5. When there are sitting on the jury individuals who understand the language of the witness, they are to be instructed that it is the interpreted testimony in English that is evidence and not their own translations of the witness's answers.

6. Neither party has the right to have a juror excused solely because that juror understands the language of a witness. However, in certain circumstances the judge in his discretion may decide whether it is appropriate to excuse such a juror. For example, this action may be desirable on motion of the defendant in a criminal matter in which the progress of the trial will not be interrupted by the removal of the juror, sufficient alternate jurors have been empanelled, and interpreted testimony constitutes a major part of the case. However, the decision so to excuse a juror is within the sound discretion of the trial judge, and failure to do so will rarely if ever provide grounds for reversal.

Judgment affirmed.

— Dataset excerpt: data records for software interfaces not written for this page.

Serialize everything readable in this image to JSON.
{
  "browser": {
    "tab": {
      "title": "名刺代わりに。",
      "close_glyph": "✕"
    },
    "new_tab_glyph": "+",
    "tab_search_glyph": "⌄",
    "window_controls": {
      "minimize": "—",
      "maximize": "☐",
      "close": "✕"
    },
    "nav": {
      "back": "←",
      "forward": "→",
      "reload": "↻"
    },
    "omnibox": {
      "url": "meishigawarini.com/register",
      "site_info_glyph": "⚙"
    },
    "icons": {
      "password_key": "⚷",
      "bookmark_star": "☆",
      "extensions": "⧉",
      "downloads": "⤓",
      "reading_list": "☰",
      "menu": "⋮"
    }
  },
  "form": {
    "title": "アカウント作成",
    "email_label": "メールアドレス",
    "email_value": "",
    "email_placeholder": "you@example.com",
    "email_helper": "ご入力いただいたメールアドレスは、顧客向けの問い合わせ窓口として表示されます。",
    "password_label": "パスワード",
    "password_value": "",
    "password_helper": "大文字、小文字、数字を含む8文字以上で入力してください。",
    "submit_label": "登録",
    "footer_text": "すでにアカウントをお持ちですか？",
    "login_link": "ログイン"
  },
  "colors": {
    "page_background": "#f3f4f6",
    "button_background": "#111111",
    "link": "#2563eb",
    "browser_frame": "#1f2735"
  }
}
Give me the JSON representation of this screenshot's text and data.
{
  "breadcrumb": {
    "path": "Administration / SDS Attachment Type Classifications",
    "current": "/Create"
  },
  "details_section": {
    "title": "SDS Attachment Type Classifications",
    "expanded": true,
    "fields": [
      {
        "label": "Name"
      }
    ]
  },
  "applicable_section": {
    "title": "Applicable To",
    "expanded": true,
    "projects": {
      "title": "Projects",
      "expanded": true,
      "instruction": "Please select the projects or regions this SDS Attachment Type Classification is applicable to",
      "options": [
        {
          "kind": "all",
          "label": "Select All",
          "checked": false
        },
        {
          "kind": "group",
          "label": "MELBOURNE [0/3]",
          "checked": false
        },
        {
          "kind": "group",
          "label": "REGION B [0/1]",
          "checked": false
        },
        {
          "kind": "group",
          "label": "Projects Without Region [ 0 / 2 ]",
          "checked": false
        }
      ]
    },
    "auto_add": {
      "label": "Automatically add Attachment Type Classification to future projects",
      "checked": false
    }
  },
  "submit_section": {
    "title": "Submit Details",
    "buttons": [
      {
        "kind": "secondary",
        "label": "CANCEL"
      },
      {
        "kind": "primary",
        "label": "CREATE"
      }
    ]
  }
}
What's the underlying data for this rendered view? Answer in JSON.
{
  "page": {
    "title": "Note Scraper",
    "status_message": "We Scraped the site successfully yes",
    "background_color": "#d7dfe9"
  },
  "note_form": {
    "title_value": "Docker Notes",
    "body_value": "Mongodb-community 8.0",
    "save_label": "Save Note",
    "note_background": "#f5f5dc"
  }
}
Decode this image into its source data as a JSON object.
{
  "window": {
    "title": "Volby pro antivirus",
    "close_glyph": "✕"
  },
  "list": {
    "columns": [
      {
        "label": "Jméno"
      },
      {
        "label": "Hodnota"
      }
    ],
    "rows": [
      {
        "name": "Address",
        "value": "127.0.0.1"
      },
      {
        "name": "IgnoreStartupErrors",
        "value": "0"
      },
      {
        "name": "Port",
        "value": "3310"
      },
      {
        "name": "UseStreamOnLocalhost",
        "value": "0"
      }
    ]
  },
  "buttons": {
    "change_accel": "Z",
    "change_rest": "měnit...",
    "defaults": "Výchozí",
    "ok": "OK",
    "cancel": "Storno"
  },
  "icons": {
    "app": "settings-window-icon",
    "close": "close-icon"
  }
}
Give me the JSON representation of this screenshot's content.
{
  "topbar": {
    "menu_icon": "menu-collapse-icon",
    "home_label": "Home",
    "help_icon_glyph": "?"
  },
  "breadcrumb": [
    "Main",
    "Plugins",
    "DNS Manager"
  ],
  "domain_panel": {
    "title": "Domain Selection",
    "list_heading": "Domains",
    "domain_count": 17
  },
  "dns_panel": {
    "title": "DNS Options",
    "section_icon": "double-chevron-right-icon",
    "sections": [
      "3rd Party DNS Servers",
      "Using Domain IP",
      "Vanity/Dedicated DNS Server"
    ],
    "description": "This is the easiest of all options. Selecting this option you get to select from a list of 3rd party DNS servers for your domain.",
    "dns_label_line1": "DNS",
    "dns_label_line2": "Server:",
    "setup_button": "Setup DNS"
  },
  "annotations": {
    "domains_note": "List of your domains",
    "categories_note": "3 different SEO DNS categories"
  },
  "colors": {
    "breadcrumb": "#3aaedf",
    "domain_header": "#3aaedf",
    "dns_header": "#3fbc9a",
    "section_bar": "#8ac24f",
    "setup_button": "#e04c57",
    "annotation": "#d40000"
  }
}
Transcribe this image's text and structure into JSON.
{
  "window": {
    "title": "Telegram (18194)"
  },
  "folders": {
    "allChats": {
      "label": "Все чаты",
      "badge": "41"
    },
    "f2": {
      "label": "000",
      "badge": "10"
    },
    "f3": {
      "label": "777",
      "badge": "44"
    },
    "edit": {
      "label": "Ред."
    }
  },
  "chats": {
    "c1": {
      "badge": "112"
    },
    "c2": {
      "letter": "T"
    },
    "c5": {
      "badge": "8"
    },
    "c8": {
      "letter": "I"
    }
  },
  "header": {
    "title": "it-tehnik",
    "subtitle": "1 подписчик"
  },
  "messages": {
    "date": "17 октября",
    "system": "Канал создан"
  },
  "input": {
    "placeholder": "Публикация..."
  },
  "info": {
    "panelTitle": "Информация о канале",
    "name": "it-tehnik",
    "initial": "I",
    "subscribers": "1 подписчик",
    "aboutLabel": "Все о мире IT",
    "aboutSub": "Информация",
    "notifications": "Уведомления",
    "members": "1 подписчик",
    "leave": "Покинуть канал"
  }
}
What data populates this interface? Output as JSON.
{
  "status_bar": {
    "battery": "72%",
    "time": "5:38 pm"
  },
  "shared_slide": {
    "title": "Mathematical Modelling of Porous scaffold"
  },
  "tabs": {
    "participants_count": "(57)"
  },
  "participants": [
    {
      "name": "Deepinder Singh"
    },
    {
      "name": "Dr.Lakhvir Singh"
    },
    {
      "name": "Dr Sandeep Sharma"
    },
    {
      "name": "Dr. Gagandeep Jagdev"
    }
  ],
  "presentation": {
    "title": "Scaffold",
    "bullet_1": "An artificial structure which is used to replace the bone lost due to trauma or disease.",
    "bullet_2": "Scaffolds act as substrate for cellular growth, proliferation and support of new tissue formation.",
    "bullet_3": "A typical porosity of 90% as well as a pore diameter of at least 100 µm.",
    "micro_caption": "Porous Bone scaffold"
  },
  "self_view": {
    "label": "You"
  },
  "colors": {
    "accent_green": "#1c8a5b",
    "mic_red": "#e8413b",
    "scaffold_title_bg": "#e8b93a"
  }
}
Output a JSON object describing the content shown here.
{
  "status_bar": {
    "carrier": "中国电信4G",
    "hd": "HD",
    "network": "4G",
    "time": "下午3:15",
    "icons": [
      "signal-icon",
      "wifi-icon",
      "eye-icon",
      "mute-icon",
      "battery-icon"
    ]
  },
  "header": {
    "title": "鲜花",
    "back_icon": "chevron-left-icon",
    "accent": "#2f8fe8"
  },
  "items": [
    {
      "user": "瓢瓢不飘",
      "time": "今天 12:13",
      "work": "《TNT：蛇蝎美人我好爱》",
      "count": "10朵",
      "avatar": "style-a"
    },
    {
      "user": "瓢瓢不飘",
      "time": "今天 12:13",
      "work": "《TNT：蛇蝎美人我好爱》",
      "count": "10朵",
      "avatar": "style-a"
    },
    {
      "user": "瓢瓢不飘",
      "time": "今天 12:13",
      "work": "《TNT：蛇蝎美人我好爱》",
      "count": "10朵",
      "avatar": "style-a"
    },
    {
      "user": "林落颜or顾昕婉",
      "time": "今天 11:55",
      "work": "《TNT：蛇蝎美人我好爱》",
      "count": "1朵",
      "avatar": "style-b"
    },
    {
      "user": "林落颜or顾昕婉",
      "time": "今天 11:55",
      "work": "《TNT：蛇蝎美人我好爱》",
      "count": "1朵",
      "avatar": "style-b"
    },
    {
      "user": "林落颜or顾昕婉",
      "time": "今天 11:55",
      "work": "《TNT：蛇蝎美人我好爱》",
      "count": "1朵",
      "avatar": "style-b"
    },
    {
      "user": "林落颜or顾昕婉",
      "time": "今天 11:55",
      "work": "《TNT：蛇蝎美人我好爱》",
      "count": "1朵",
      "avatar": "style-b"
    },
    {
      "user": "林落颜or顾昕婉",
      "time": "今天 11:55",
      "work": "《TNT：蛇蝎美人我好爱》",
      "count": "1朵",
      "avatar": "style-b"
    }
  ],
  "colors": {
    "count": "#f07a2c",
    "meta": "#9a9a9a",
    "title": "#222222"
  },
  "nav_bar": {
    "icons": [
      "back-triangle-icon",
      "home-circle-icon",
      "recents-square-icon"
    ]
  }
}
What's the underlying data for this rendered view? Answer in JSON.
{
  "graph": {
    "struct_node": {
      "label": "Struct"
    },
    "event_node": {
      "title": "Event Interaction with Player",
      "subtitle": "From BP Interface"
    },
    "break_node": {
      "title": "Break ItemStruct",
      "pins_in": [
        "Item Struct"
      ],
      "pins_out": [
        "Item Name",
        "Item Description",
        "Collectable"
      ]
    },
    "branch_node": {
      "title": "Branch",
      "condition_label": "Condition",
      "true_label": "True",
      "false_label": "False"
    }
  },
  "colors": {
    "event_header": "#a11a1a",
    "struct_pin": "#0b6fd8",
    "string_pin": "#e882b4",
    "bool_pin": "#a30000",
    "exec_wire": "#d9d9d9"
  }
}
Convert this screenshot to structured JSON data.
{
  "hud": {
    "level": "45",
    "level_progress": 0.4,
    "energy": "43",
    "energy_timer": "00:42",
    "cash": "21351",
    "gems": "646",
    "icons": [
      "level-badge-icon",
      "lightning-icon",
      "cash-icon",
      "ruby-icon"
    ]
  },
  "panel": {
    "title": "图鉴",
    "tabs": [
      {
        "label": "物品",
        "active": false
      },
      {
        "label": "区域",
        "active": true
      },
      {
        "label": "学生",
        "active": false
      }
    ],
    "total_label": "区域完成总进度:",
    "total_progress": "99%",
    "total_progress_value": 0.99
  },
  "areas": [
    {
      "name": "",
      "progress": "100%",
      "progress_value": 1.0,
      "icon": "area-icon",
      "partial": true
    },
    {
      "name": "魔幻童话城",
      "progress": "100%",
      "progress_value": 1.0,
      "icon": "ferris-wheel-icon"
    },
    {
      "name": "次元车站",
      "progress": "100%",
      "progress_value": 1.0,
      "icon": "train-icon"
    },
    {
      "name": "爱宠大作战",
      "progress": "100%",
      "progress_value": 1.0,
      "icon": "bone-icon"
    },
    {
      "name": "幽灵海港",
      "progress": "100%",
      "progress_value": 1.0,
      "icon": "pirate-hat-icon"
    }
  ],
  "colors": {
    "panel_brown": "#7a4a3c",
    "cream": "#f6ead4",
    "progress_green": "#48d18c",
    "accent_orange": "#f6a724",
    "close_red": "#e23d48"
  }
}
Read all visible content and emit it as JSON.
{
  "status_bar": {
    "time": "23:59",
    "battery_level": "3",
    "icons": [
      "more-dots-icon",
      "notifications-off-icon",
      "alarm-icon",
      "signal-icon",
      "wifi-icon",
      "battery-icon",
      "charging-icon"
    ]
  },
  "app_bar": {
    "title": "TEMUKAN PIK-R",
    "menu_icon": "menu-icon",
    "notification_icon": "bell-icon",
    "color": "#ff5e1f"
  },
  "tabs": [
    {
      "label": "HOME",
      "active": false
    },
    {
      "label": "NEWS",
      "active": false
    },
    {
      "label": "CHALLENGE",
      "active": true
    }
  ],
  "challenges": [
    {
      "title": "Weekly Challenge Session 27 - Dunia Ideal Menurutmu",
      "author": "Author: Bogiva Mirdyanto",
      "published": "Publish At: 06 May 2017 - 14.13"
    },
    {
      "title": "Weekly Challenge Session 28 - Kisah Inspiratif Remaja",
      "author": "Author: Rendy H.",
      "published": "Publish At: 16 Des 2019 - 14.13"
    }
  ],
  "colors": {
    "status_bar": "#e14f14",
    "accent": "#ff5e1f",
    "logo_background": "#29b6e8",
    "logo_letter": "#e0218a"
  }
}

[Note 1] The defendant made no motion to suppress the statements prior to trial as he was required to do since the ground for a motion (the defendant's alleged intoxication) was known to the defendant and his counsel prior to trial. Rule 61 of the Superior Court (1974). Furthermore, during trial there was no request for a voir dire on these issues, and no objection or exception was made to the admission of the statements. It is to be noted that trial counsel was not counsel on appeal.

[Note 2] When, as in the present case, it is obvious that the witness is repeatedly giving nonresponsive, overly lengthy answers, the judge should adopt special procedures as needed to control the witness and the interpreter. As with an English speaking witness who tends to ramble, it may be necessary frequently to instruct the witness to limit his or her answer when a "Yes" or "No," or other specific response, is all that is called for by the question. Non-English speaking witnesses present problems since the judge is often unable to stop the witness in midstream in order to refocus his or her attention on the question asked. In such a case it may be appropriate for the judge to instruct the interpreter that if the witness is not responding to the question he should indicate this to the judge. The judge would then stop the witness, have the interpreter translate all of what the witness has said, pass on the admissibility of the answer as given, and further instruct or inquire of the witness as appropriate. However, the judge should not delegate to the interpreter the ultimate decision on admissibility. For example, an instruction to the interpreter to translate only that part of the answer that is responsive to the question would be error.